Although for locals, our Fourth of July is paramount to THE holiday of the year, the “family” holidays of November and December are generally thought of as “the big ones.” What will holidays look like during the pandemic? It’s safe to say that 2020 is testing our resiliency. We altered our summer vacations, rescheduled events, participated in drive-by birthday parades, and celebrated Mother’s Day on Zoom. Some of us even opted out of gatherings entirely.
The upcoming holidays tend to have a deeper reach. Maybe it’s due to the celebrations' spiritual component or consistency: the same decorations, foods, and music. Holidays mark our time. They connect us to our childhood, to those no longer here, and to the traditions of our ancestors. They are the “portals” through which we remember who we are and where we came from. They remind us (invite us) to “go deep,” go back, and go forward all at the same time. We delight in teaching the younger generations about the recipes, showcasing great grandma’s dishes that we only use once a year, watching family movies, and the stories! So many stories. It keeps us connected. It’s important.
And yet, our holiday gatherings typically take place indoors. They’re the living room and dining room days—the fireplace roars, and sometimes the snow falls. Opting for an outdoor experience may work for some families but clearly won’t for others. What do we do? How do we manage this? Unfortunately, there are no easy answers.
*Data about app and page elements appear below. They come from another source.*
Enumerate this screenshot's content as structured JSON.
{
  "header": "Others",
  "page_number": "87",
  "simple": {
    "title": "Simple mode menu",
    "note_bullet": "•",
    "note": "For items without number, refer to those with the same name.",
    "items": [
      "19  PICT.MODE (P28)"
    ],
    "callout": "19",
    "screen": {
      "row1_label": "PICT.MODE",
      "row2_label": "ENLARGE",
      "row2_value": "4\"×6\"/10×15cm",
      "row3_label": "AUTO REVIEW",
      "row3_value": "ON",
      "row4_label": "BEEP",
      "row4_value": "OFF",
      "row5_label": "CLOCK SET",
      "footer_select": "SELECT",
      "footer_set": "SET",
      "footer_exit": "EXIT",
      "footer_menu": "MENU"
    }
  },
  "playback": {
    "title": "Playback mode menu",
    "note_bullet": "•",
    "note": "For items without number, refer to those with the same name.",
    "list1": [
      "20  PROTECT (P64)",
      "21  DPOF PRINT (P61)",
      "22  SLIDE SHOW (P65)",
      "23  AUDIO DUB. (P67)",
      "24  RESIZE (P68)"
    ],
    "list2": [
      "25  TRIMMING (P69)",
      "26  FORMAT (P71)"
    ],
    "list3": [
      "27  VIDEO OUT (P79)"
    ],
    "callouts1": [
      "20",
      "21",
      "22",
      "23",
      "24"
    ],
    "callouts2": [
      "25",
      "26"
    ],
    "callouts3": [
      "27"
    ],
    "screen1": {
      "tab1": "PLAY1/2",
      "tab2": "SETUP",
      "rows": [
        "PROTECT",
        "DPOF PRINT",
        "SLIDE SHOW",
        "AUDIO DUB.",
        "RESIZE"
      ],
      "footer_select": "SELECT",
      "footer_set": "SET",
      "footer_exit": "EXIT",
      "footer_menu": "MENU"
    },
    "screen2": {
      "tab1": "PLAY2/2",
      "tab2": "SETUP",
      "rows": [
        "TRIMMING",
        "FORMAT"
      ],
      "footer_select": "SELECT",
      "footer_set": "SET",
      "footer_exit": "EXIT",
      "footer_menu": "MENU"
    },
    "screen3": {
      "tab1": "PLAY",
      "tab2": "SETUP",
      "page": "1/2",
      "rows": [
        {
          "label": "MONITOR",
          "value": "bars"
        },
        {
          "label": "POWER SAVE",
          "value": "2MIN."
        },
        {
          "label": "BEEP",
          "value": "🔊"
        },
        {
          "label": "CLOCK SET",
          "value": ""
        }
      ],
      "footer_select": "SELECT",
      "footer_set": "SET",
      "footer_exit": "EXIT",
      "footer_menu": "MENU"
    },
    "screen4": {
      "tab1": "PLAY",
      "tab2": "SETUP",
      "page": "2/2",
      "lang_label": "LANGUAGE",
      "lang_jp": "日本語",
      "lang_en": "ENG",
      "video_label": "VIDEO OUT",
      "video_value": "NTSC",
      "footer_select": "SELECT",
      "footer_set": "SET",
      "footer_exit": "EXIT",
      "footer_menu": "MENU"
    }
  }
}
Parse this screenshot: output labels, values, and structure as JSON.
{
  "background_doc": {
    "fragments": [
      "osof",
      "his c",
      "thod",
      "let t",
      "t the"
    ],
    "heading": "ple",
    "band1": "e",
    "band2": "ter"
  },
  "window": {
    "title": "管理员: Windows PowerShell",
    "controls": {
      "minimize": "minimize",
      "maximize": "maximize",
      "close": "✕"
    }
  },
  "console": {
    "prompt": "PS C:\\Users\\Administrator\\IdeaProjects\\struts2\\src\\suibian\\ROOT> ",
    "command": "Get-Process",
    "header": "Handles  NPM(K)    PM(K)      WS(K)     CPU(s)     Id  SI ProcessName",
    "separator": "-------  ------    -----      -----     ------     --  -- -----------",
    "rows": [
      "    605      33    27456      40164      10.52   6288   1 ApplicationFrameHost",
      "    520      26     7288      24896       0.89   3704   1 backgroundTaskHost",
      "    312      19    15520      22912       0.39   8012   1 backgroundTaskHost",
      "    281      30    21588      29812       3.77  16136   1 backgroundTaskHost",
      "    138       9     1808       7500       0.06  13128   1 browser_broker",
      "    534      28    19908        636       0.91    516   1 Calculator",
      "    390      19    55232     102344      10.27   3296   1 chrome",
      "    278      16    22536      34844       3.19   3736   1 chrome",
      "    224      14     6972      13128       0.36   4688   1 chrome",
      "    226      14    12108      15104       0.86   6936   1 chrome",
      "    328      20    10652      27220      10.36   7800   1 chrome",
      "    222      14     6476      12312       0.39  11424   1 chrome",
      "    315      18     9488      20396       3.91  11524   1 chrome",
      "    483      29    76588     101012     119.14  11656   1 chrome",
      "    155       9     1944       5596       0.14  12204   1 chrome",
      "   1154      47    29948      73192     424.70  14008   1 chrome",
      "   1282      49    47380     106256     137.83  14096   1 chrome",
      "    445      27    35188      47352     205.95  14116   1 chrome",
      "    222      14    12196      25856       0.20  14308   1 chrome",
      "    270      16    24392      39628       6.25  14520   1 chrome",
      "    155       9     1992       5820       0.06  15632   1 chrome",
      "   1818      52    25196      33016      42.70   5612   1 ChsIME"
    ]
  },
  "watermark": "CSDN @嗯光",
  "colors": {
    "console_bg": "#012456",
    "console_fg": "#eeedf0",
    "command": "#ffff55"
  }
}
Suggestion number one is to grapple with the fact that your holiday plans won’t look the same this year. Acknowledge how difficult and disappointing it is. None of us imagined that COVID would take such a chunk of our calendar year and our lives. We just simply wish it weren’t so. It’s disruptive. It was NOT in the plan. Let that simmer a bit, give it the attention it deserves, and come up with a plan. We are, after all, hearty New Englanders.
I have never seen a Hallmark “Pandemic Christmas” special, but I bet there will be one next year. For most of us, the thought of loved ones being alone on the holidays is painful. Will they feel lonely, unwanted, unloved? What can be done? Can food be delivered? Gifts? A florist decorated boxwood tree? How can you make the best of a pretty disappointing situation? It won’t be great. Really at best, it will be OK - maybe this year, that’s the Martha Stewart goal. “A PB&J Thanksgiving.” “A Grinchy Christmas.” “An Oy-Vey Hanukkah.”
And then, there’s gratitude. We have lost a lot, and that loss continues. Though we do have anxiety, fear, and good reasons for our concerns and worries, most of us have housing, more food than we really want to eat, clothing, gas in the car, and the option of boots on our feet. We “come back to our senses” and realize that the natural world is waiting to be rediscovered and is more refreshing than we remember. We appreciate our eyes to see colors, ears to hear voices, and music that soothes.
There is an opportunity inside of loss to be able to look at things differently. It takes energy to get there, for sure, but it beats the alternative. We’ve lost some things, but we have not lost everything. It’s like a naughty and nice list. Usually, it’s not either / or, but that proverbially, annoying, but ever true, both / and. Let’s have that be our motto for the upcoming holidays. Both / and. I’ll check in with you in January and see how it went.